Exercise prompt: In the data that follows, how many lines contain the word "Sequence"? Give only that number.

▬▬▬

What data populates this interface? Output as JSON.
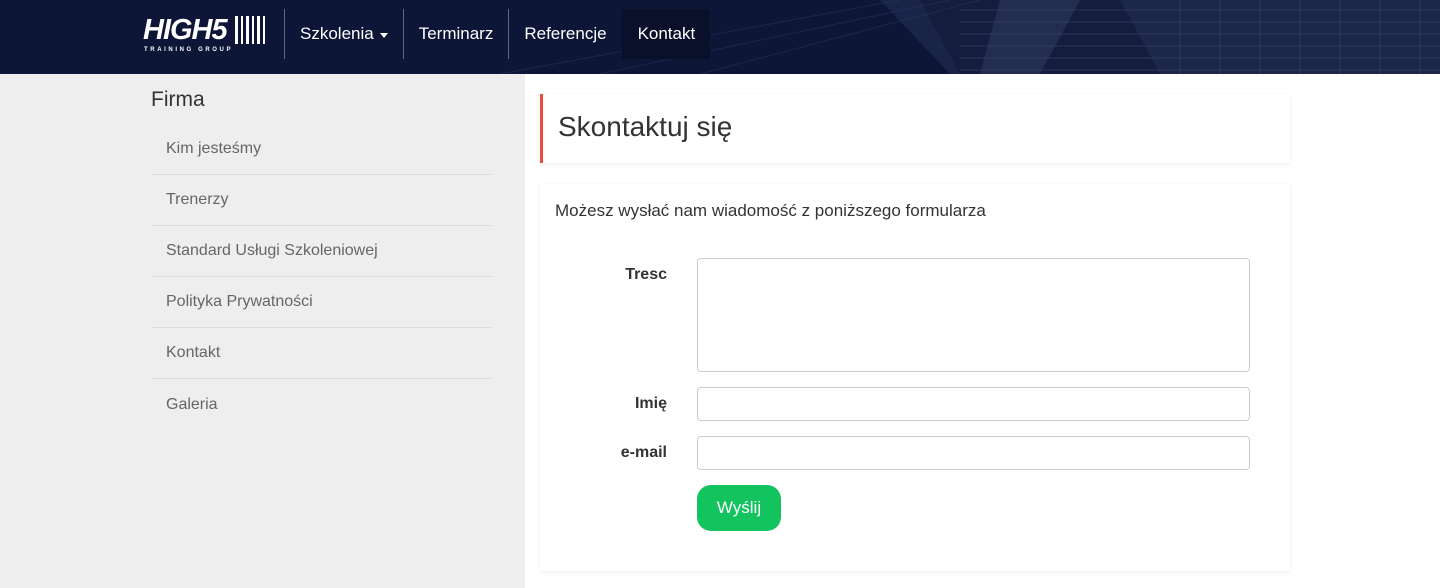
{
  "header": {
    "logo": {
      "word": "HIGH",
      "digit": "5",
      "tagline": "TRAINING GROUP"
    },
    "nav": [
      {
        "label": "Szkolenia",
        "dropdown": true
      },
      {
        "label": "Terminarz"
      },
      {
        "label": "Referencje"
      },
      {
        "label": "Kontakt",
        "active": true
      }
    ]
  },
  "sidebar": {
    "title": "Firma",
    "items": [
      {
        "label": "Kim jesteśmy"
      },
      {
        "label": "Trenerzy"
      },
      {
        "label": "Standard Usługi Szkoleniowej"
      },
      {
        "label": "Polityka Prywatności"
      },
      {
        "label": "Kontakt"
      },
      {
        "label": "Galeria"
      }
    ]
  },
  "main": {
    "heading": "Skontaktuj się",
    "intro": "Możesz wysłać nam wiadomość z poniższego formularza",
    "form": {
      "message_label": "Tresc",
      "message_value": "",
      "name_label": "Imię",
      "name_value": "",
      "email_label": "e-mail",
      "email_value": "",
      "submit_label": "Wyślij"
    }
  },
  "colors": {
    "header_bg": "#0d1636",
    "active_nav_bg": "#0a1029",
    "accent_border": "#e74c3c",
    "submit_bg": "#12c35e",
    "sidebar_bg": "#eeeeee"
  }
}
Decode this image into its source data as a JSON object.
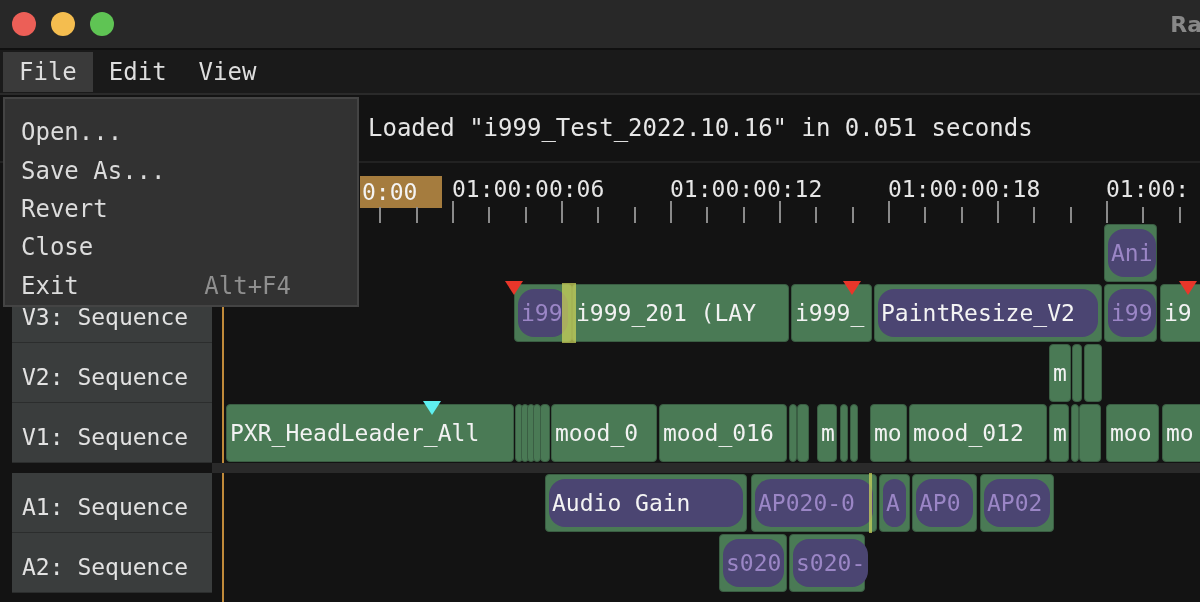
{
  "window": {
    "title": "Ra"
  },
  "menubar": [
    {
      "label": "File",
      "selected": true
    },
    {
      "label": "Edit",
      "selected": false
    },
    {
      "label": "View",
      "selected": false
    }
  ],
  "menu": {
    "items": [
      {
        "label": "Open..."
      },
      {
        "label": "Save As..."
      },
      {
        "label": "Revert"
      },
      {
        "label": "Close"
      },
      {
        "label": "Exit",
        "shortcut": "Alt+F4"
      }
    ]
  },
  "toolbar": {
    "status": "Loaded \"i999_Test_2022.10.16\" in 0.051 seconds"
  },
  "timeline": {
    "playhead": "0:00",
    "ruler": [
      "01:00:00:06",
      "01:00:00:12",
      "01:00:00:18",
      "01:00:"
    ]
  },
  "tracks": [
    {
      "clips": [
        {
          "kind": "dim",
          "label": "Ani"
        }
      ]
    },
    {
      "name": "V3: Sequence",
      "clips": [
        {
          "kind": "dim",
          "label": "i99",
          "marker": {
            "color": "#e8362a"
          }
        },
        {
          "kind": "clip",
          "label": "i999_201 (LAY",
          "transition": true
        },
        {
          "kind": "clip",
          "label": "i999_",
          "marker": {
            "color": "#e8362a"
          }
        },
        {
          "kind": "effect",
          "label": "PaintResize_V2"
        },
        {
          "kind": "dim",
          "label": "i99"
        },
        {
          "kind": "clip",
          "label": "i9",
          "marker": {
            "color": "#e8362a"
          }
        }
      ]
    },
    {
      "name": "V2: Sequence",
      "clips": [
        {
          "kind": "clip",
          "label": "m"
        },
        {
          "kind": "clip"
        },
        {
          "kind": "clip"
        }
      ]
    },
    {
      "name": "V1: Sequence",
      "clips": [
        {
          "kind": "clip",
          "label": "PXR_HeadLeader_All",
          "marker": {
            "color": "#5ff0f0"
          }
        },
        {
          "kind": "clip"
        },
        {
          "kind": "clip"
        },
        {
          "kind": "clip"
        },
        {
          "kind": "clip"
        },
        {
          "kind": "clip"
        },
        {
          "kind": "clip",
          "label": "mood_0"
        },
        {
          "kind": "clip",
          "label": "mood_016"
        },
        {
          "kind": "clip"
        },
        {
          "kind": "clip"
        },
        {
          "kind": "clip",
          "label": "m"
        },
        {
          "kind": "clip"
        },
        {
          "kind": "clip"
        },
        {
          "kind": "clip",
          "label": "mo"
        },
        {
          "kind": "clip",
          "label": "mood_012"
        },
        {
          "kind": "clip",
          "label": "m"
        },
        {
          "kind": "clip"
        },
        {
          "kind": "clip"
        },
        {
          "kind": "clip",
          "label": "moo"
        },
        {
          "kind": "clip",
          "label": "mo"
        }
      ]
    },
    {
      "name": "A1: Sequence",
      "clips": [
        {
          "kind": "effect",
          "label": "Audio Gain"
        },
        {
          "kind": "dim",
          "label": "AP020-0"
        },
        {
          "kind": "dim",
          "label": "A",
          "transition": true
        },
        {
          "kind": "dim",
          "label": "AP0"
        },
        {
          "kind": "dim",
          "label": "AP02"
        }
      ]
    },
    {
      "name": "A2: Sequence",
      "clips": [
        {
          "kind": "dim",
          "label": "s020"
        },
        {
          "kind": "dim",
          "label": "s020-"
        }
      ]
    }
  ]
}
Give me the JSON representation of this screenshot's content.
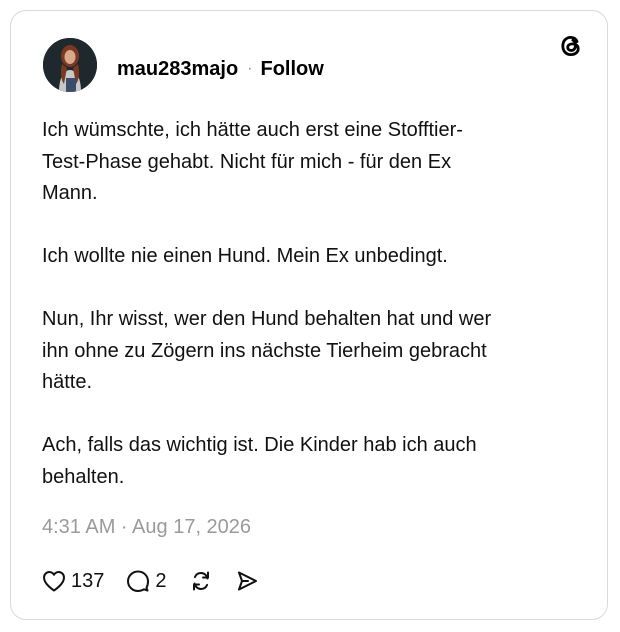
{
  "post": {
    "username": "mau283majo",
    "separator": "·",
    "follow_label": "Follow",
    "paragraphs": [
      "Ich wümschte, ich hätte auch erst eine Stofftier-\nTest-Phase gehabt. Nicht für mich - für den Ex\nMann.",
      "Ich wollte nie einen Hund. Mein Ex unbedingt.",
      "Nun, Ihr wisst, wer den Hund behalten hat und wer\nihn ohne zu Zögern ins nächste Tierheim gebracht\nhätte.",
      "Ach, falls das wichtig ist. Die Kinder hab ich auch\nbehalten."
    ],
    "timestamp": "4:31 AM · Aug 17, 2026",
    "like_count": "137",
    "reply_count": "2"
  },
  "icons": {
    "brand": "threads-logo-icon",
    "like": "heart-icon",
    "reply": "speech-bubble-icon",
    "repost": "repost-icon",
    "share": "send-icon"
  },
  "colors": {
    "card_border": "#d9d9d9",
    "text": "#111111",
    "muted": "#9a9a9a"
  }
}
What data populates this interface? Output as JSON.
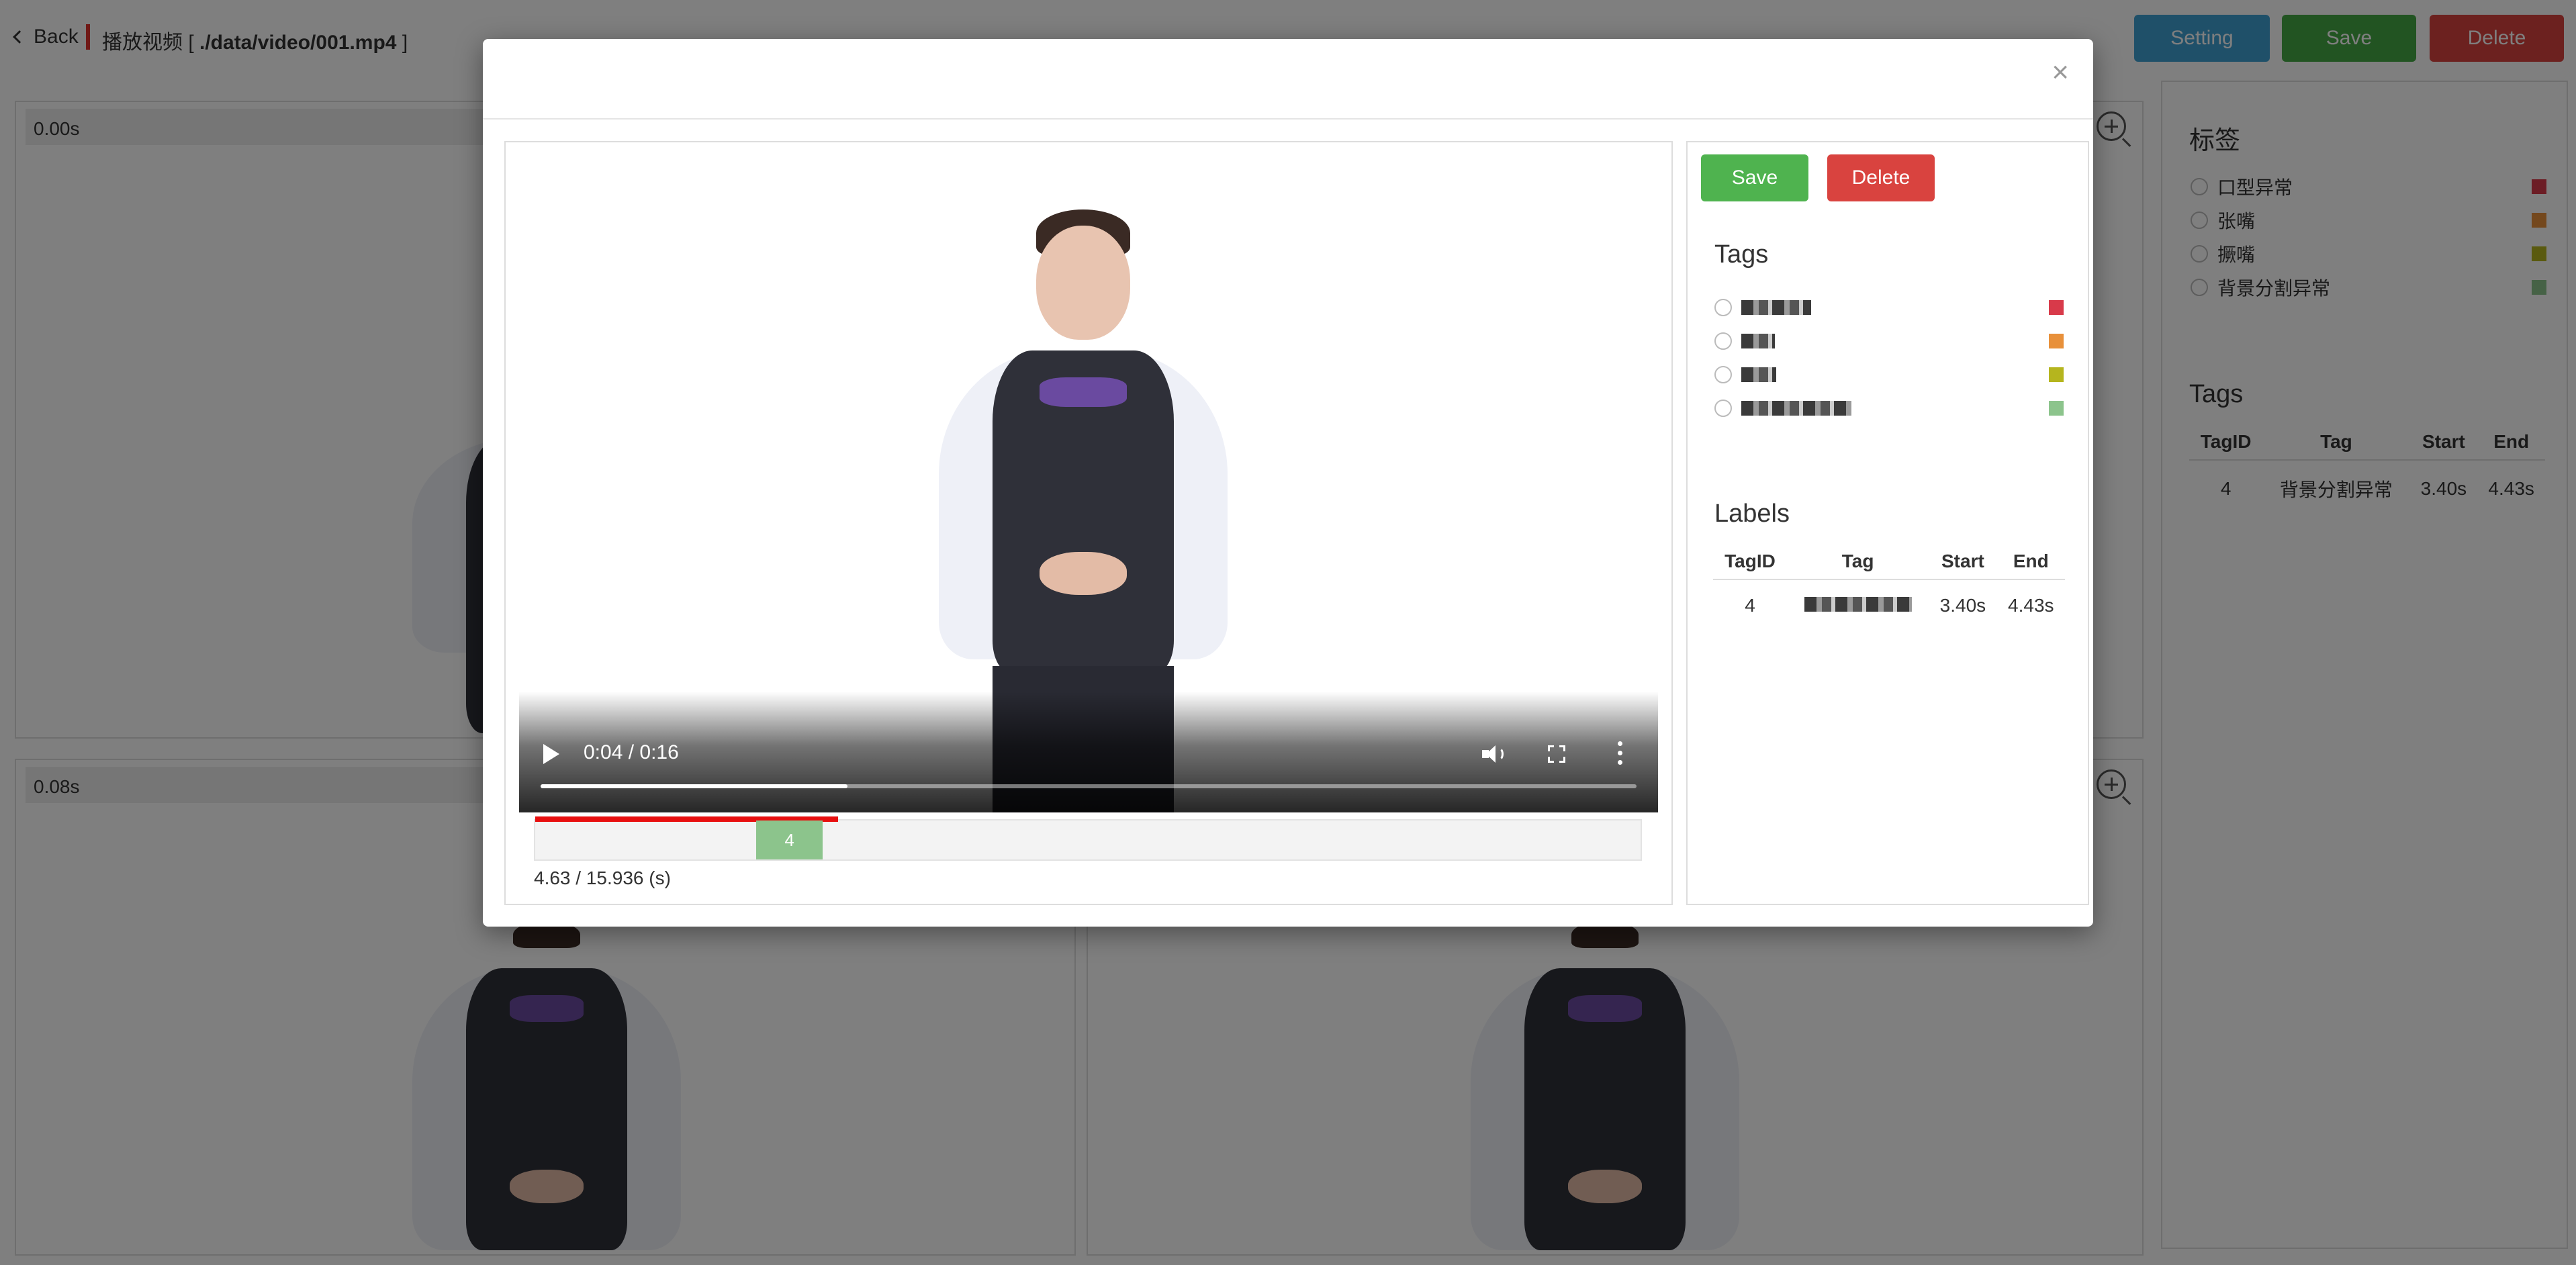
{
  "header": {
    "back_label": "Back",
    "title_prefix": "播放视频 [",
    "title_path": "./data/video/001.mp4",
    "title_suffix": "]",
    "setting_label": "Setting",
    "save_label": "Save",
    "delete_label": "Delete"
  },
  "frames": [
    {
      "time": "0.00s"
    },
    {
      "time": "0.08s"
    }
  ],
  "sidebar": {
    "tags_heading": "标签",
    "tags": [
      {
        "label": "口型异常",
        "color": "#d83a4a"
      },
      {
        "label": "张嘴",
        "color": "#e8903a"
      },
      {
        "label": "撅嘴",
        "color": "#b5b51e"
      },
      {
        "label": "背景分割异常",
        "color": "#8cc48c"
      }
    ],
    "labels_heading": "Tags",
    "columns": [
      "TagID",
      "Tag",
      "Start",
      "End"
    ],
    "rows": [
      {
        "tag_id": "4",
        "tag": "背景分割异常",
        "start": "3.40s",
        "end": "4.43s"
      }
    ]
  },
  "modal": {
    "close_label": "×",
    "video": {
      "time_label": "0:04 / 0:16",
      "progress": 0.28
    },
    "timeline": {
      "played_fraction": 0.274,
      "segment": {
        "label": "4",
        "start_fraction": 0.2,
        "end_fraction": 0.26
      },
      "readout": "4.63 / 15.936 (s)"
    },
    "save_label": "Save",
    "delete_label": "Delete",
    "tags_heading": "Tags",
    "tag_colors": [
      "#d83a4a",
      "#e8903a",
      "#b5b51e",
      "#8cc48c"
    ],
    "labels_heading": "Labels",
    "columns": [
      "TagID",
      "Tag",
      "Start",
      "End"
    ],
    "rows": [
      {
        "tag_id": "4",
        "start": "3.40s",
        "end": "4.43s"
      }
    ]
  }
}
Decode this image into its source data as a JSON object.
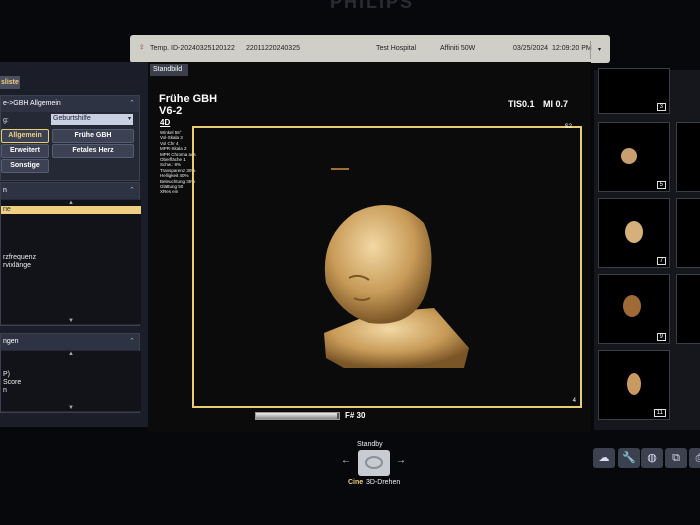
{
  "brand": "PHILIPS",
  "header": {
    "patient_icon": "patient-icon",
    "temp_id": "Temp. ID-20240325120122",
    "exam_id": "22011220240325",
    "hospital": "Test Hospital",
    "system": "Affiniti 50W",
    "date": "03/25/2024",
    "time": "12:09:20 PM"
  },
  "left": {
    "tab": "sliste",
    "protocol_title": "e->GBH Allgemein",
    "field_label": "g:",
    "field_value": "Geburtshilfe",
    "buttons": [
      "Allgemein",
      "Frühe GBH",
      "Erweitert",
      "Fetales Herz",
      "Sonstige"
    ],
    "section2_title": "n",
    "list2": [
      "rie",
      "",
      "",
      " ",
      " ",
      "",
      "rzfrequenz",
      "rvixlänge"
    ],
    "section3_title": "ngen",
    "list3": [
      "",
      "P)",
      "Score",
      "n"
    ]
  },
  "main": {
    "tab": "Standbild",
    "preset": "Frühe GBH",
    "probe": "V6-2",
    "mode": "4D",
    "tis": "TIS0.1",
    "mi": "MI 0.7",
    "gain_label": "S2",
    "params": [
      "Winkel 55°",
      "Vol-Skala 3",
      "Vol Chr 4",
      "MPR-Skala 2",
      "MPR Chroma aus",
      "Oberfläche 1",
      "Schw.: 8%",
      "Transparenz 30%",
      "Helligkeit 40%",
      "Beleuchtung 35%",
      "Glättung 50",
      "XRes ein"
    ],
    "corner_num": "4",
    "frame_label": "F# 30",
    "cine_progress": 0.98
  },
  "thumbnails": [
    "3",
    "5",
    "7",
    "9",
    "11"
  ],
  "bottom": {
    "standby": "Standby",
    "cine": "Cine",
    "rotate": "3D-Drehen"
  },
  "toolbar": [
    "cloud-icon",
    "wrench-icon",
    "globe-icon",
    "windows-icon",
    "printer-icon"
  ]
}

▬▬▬

Reply to the task: 5